We went through it last summer; making our way into the jaws from the foot of the great slides on Dix, keeping along the ragged spurs of the mountain through the virgin forest. The pass is narrow, walled in on each side by precipices of granite, and blocked up with bowlders and fallen trees, and beset with pitfalls in the roads ingeniously covered with fair-seeming moss. When the climber occasionally loses sight of a leg in one of these treacherous holes, and feels a cold sensation in his foot, he learns that he has dipped into the sources of the Boquet, which emerges lower down into falls and rapids, and, recruited by creeping tributaries, goes brawling through the forest basin, and at last comes out an amiable and boat-bearing stream in the valley of Elizabeth Town. From the summit another rivulet trickles away to the south, and finds its way through a frightful tamarack swamp, and through woods scarred by ruthless lumbering, to Mud Pond, a quiet body of water, with a ghastly fringe of dead trees, upon which people of grand intentions and weak vocabulary are trying to fix the name of Elk Lake. The descent of the pass on that side is precipitous and exciting. The way is in the stream itself; and a considerable portion of the distance we swung ourselves down the faces of considerable falls, and tumbled down cascades. The descent, however, was made easy by the fact that it rained, and every footstep was yielding and slippery.
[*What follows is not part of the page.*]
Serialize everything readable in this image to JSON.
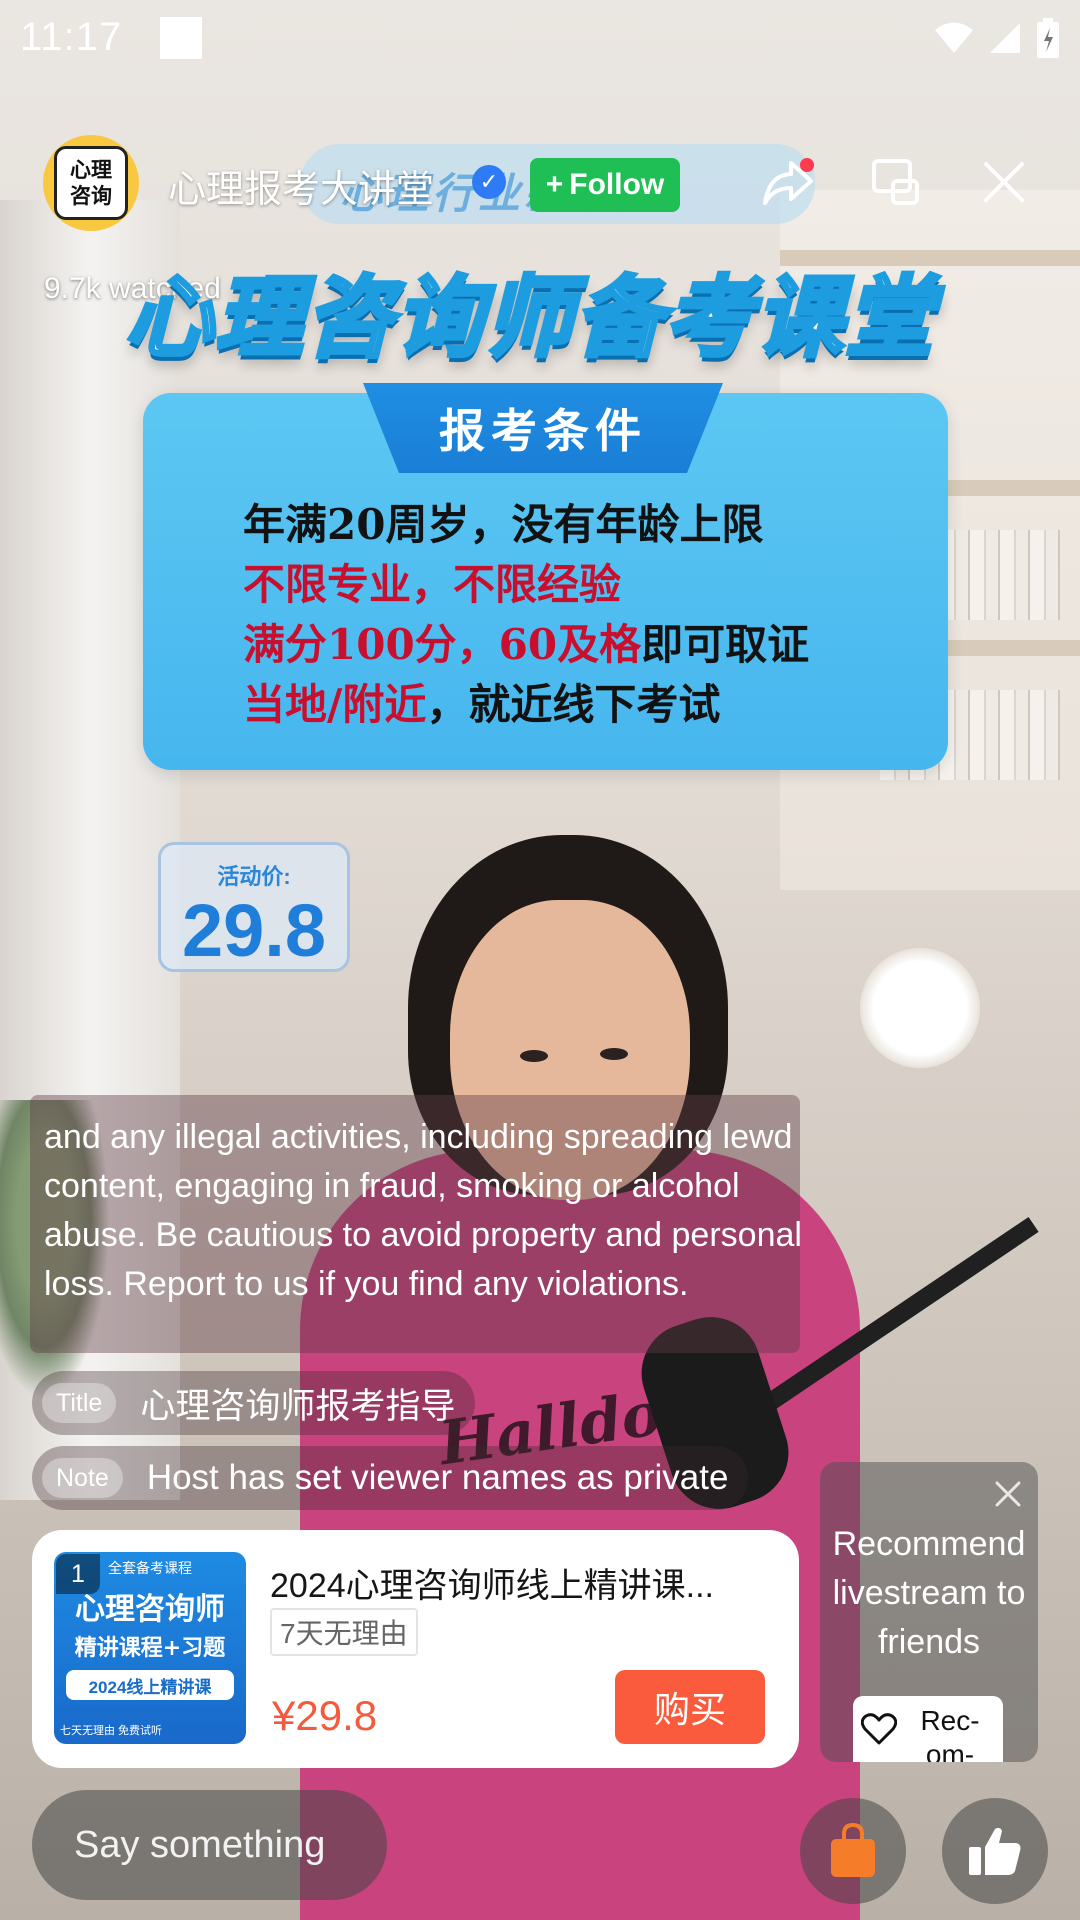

Why sane people, often church-members respectably connected, will subject themselves to this sort of treatment,–be wet to the skin, bruised by the rocks, and flung about among the bushes and dead wood until the most necessary part of their apparel hangs in shreds,–is one of the delightful mysteries of these woods. I suspect that every man is at heart a roving animal, and likes, at intervals, to revert to the condition of the bear and the catamount.

There is no trail through Hunter’s Pass, which, as I have intimated, is the least frequented portion of this wilderness. Yet we were surprised to find a well-beaten path a considerable portion of the way and wherever a path is possible. It was not a mere deer’s runway: these are found everywhere in the mountains. It is trodden by other and larger animals, and is, no doubt, the highway of beasts. It bears marks of having been so for a long period, and probably a period long ago. Large animals are not common in these woods now, and you seldom meet anything fiercer than the timid deer and the gentle bear. But in days gone by, Hunter’s Pass was the highway of the whole caravan of animals who were continually going backward; and forwards, in the aimless, roaming way that beasts have, between Mud Pond and the Boquet Basin. I think I can see now the procession of them between the heights of Dix and Nipple Top; the elk and the moose shambling along, cropping the twigs; the heavy bear lounging by with his exploring nose; the frightened deer trembling at every twig that snapped beneath his little hoofs, intent on the lily-pads of the pond; the raccoon and the hedgehog, sidling along; and the velvet-footed panther, insouciant and conscienceless, scenting the path with a curious glow in his eye, or crouching in an overhanging tree ready to drop into the procession at the right moment. Night and day, year after year, I see them going by, watched by the red fox and the comfortably clad sable, and grinned at by the black cat,–the innocent, the vicious, the timid and the savage, the shy and the bold, the chattering slanderer and the screaming prowler, the industrious and the peaceful, the tree-top critic and the crawling biter,–just as it is elsewhere. It makes me blush for my species when I think of it. This charming society is nearly extinct now: of the larger animals there only remain the bear, who minds his own business more thoroughly than any person I know, and the deer, who would like to be friendly with men, but whose winning face and gentle ways are no protection from the savageness of man, and who is treated with the same unpitying destruction as the snarling catamount. I have read in history that the amiable natives of Hispaniola fared no better at the hands of the brutal Spaniards than the fierce and warlike Caribs. As society is at present constituted in Christian countries, I would rather for my own security be a cougar than a fawn.